Supplied data Start Marker
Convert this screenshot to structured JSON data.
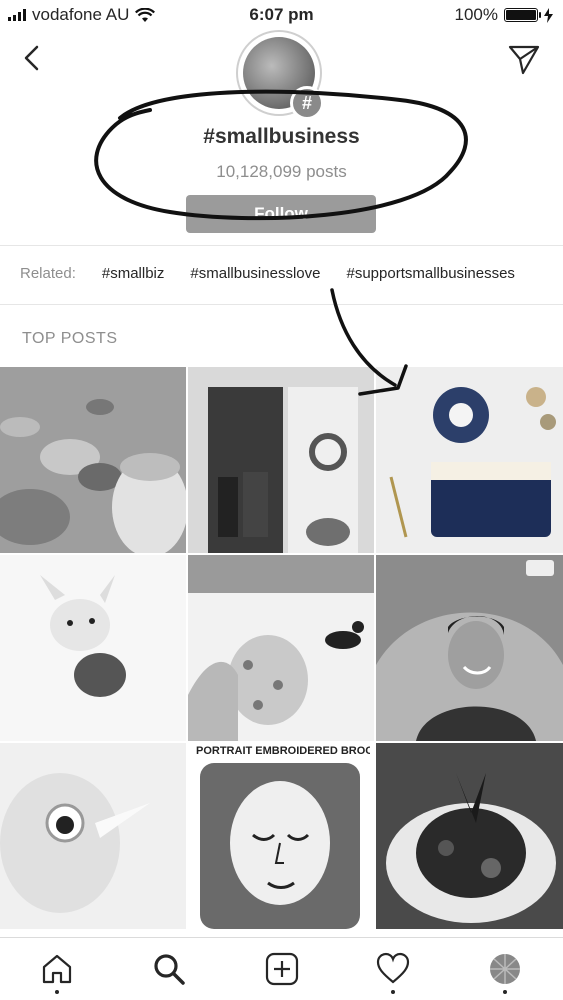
{
  "status_bar": {
    "carrier": "vodafone AU",
    "time": "6:07 pm",
    "battery": "100%"
  },
  "header": {
    "hashtag": "#smallbusiness",
    "posts_count": "10,128,099 posts",
    "follow_label": "Follow",
    "badge_symbol": "#"
  },
  "related": {
    "label": "Related:",
    "tags": [
      "#smallbiz",
      "#smallbusinesslove",
      "#supportsmallbusinesses"
    ]
  },
  "section_title": "TOP POSTS",
  "grid": {
    "caption_post_8": "PORTRAIT EMBROIDERED BROOCHES"
  },
  "icons": {
    "back": "chevron-left-icon",
    "share": "paper-plane-icon",
    "home": "home-icon",
    "search": "search-icon",
    "add": "plus-square-icon",
    "activity": "heart-icon",
    "profile": "profile-avatar"
  },
  "colors": {
    "follow_bg": "#9b9b9b",
    "secondary_text": "#8e8e8e",
    "primary_text": "#262626"
  }
}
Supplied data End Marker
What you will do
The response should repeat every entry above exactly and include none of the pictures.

Final answer
Convert this screenshot to structured JSON data.
{
  "status_bar": {
    "carrier": "vodafone AU",
    "time": "6:07 pm",
    "battery": "100%"
  },
  "header": {
    "hashtag": "#smallbusiness",
    "posts_count": "10,128,099 posts",
    "follow_label": "Follow",
    "badge_symbol": "#"
  },
  "related": {
    "label": "Related:",
    "tags": [
      "#smallbiz",
      "#smallbusinesslove",
      "#supportsmallbusinesses"
    ]
  },
  "section_title": "TOP POSTS",
  "grid": {
    "caption_post_8": "PORTRAIT EMBROIDERED BROOCHES"
  },
  "icons": {
    "back": "chevron-left-icon",
    "share": "paper-plane-icon",
    "home": "home-icon",
    "search": "search-icon",
    "add": "plus-square-icon",
    "activity": "heart-icon",
    "profile": "profile-avatar"
  },
  "colors": {
    "follow_bg": "#9b9b9b",
    "secondary_text": "#8e8e8e",
    "primary_text": "#262626"
  }
}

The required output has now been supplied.